    Also, singles in the church meet other singles through inter church activities that have their values and are interested in the same things. In many cases they share the same pollitics or at least approach to pollitics.

    All these benifits and more (such as church dispute resolution), not only strengthen congregational bonds, but provides fantastic selling points to outsiders.

    The problem is that these models seem to work best in churches that have staff who see themselves as serving the congregation. That means more work for staff because expecting 2 income families to consistantly organize church events on top of their other committments is unrealistic. Also, ministers must be good administrators. They cannot allow staff to function as a collection of fiefdoms that work together once a week.

    We can be a 7 day a week church, but it will require a change to our thinking.

  4. The idea that a successful church should be the center of its members’ social lives comes from more than just empirical observation, Chuck. It may be largely forgotten these days, but it’s an orientation that is deeply embedded in our denominational history.

    Here’s John Winthrop, preaching on board the Arbella to the passengers who would soon disembark to found the First Churches (now UU) in Salem, Boston and elsewhere:

    “For this end, we must be knit together, in this work, as one man. We must entertain each other in brotherly affection. We must be willing to abridge ourselves of our superfluities, for the supply of others’ necessities. We must uphold a familiar commerce together in all meekness, gentleness, patience and liberality. We must delight in each other; make others’ conditions our own; rejoice together, mourn together, labor and suffer together, always having before our eyes our commission and community in the work, as members of the same body. So shall we keep the unity of the spirit in the bond of peace.”

  5. My partner and I have been attending a UU church for about a year. At our church there are lots of social activities and opportunities for social action , but not many spiritual growth activities especially for adults. RE for adults consists of forums, vespers once a month, and a class led by our minister in the fall/spring. Our minister is very hands off- she has been there a long time and I think is more interested in her social change stuff outside of church. Last year we had an intern minister who led some very meaningful/thought provoking RE.
    We also participate in a Small group ministry. We meet once a month and it tends to be more a group therapy session than anything else.

    I love the people at church but wish sometimes there were more opportunities for meaningful/thought provoking RE for adults.

  6. I’ve been talking about doing a series of classes on spiritual practice–specifically UU spiritual practice. I’ll be doing that now in our congregation in April as part of my praxis. I keep getting positive “oh, that sounds interesting” reactions when I’ve mentioned it, so I’m making the wild presumption that there’s interest.

    There’s certainly need.

    I know that there have been people who found a home at this congregation… and stayed… and then, somewhat sadly, wandered away.
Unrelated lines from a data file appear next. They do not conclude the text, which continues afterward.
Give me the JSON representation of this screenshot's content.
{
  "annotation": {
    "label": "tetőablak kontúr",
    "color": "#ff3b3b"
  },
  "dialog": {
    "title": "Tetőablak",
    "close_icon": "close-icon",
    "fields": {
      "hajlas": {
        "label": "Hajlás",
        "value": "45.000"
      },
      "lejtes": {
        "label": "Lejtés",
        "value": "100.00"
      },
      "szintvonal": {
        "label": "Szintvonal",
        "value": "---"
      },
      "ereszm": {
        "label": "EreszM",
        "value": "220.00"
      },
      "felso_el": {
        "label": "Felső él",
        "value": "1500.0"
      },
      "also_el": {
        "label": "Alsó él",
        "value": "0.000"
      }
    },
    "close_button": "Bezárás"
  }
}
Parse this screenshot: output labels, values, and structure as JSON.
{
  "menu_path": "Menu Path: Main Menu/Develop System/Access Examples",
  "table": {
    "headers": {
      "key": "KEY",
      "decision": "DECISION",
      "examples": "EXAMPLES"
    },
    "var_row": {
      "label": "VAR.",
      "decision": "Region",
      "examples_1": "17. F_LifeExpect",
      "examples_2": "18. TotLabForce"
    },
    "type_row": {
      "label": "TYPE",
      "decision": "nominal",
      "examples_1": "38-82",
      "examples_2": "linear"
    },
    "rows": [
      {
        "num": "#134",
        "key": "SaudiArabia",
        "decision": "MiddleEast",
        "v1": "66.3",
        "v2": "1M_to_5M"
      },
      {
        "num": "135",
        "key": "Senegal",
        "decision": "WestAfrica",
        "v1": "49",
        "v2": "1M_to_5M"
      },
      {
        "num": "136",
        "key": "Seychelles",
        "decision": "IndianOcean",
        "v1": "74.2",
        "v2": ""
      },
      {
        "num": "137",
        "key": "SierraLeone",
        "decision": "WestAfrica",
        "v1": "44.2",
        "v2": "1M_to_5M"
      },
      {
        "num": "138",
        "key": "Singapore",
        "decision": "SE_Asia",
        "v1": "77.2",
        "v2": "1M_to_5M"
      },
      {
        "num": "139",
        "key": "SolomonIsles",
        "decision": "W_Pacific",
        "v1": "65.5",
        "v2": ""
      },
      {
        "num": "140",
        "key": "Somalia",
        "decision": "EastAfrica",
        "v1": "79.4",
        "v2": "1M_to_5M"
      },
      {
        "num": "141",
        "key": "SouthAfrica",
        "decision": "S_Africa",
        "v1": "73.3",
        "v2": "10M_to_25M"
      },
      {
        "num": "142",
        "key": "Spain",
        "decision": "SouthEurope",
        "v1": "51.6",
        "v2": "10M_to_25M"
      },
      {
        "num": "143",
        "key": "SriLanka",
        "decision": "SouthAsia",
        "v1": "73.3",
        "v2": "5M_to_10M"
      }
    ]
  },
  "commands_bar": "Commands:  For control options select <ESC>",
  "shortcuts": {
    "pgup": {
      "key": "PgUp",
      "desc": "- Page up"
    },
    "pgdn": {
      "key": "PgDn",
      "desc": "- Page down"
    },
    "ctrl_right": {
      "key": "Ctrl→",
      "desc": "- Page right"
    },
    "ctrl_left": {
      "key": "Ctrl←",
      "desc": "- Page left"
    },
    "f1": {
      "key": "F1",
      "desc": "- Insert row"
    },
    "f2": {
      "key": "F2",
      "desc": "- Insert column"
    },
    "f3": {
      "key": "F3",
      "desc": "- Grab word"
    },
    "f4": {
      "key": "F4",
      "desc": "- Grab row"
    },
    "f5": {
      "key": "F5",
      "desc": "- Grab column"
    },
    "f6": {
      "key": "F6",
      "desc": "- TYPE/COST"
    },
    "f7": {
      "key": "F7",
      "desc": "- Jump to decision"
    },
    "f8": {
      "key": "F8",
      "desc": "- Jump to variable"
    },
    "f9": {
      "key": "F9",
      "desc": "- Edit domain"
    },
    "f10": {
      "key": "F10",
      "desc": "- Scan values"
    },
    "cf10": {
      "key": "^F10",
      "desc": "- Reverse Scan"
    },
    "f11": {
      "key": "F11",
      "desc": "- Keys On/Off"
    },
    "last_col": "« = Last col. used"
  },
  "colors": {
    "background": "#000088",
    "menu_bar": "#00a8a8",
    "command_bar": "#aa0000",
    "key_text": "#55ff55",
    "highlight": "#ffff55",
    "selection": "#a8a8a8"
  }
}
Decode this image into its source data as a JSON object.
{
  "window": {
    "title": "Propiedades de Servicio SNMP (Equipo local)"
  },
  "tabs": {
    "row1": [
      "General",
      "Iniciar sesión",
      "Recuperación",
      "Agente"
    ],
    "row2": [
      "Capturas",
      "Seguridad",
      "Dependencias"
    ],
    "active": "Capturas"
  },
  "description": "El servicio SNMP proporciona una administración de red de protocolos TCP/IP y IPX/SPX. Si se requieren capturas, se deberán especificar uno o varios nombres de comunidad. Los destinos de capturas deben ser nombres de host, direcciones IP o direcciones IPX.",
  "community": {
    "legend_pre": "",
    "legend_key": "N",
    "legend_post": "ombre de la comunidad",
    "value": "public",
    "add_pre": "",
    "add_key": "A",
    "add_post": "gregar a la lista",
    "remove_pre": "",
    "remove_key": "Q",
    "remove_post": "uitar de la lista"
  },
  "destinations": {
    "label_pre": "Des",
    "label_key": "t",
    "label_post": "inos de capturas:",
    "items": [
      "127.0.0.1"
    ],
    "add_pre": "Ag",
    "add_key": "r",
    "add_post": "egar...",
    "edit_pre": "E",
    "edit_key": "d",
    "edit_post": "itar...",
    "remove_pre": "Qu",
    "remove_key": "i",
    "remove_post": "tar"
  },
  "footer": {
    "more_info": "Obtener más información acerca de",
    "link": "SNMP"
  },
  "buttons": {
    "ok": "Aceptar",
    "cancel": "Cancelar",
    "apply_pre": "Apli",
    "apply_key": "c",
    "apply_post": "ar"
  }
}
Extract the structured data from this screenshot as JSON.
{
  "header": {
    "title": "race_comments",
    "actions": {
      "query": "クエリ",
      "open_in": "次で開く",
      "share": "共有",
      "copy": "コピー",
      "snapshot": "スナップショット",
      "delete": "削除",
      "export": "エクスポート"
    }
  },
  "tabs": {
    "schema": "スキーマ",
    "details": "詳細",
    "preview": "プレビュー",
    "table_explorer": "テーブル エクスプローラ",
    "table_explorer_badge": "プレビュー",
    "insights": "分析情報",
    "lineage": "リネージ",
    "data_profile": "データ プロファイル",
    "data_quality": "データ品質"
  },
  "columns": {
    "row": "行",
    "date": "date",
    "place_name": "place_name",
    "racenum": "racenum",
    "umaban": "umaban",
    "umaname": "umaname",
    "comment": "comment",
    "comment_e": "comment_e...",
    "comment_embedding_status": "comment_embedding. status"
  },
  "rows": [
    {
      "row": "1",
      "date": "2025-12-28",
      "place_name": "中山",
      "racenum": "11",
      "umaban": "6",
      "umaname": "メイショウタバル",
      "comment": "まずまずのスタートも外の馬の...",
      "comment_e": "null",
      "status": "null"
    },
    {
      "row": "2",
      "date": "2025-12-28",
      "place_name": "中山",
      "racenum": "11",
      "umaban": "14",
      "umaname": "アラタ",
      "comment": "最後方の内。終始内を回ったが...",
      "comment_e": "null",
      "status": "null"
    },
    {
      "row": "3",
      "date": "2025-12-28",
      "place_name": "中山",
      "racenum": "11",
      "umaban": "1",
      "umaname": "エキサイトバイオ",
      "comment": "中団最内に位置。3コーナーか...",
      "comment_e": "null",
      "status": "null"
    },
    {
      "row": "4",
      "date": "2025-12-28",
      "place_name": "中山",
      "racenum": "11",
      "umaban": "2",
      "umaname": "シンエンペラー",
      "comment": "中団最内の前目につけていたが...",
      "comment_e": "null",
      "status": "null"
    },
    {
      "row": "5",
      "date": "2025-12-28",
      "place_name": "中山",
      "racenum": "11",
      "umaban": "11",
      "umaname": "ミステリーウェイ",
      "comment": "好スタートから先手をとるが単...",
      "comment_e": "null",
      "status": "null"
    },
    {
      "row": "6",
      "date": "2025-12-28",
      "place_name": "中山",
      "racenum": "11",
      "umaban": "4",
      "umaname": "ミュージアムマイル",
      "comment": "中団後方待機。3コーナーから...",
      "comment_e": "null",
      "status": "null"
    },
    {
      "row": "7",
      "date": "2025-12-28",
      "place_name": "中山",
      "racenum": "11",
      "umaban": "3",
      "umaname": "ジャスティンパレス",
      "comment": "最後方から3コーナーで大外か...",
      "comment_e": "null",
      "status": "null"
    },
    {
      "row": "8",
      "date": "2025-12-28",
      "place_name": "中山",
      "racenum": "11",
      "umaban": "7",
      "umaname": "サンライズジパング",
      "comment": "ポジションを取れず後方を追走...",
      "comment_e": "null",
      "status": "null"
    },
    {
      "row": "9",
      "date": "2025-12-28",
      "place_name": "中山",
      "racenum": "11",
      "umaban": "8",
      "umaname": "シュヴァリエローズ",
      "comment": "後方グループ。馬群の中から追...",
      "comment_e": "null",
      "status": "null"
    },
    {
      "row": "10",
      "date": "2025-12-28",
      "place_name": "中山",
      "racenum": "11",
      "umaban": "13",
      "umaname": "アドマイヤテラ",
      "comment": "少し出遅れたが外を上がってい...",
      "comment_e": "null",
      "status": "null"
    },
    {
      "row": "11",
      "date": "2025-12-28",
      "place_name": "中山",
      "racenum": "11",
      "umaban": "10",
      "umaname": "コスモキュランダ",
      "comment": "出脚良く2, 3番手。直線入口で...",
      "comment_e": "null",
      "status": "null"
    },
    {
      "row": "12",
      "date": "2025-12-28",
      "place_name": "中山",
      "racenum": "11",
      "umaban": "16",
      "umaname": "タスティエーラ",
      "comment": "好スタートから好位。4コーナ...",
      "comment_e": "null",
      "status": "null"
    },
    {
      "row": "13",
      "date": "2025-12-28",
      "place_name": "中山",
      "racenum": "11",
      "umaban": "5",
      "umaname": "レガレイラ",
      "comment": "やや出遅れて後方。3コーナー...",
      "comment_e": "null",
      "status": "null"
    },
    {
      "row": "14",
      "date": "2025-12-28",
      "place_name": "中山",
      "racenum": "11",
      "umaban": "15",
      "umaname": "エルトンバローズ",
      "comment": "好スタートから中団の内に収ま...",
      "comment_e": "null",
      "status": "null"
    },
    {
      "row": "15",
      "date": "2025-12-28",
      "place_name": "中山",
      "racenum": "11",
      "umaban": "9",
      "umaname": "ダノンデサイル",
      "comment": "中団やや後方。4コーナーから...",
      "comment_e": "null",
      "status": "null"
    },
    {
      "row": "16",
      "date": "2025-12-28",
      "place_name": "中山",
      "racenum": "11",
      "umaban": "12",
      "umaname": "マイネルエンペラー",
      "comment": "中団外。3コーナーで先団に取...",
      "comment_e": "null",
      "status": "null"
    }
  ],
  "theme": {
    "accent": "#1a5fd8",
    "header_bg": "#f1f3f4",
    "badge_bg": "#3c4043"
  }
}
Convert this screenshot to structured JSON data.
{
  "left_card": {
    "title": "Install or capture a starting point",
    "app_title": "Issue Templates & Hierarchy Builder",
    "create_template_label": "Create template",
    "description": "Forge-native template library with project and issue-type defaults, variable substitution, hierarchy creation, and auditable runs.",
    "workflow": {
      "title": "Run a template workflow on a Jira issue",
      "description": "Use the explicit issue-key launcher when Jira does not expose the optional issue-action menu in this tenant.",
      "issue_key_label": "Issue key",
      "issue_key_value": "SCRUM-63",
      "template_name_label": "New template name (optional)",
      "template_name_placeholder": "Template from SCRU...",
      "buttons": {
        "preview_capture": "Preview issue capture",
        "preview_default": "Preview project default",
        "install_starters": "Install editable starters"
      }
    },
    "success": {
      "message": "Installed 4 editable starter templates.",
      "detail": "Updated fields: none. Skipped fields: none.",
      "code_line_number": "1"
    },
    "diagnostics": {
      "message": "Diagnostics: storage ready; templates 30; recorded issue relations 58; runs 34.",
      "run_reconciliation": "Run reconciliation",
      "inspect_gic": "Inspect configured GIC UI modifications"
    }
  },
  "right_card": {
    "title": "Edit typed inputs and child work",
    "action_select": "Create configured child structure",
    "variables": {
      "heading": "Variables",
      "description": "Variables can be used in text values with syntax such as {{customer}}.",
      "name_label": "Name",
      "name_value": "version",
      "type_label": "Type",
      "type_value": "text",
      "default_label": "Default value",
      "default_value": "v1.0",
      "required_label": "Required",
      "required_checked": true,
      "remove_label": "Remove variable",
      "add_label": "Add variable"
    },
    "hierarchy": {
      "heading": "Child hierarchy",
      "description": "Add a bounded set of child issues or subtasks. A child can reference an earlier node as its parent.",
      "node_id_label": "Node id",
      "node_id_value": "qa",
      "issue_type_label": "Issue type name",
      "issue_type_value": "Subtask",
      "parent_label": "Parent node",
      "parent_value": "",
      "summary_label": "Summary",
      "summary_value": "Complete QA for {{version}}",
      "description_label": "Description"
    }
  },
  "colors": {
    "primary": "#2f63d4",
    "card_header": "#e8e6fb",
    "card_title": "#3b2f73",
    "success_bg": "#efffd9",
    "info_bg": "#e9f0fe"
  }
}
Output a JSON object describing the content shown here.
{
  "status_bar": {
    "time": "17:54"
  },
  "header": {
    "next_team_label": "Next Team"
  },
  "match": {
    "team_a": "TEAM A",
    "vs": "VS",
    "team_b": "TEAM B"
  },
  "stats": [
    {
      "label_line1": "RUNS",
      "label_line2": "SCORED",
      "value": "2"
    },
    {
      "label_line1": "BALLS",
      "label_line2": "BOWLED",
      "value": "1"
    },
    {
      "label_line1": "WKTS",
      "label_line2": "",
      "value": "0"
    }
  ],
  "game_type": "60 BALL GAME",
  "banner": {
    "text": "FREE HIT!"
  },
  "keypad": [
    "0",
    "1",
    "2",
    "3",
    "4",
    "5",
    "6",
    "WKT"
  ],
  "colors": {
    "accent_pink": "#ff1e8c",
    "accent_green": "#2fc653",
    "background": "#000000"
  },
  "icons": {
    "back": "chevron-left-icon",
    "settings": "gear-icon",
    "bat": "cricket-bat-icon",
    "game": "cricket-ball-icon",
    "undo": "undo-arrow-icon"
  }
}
It was home, but they weren’t “being fed” enough. And no, Sunday “dinner” isn’t enough.

    We’ll see how that pans out…

  7. I had a young friend ask me today, when did church start being once a week? He meant globally, when did this ritual of gathering once every week become common. He noted that he feels that church and sabbath are two completely different concepts – especially in his experience, so he didnt connect the biblical call to sabbath as a beginning point. I thought it was a good question, and guessed it was probobly around the time of constantine when all kinds of other things started becoming structured and institutionalised. What does everyone else think? any ideas?

Leave a Reply

Fill in your details below or click an icon to log in: Logo

You are commenting using your account. Log Out /  Change )

Google+ photo

You are commenting using your Google+ account. Log Out /  Change )

Twitter picture

You are commenting using your Twitter account. Log Out /  Change )

Facebook photo

You are commenting using your Facebook account. Log Out /  Change )


Connecting to %s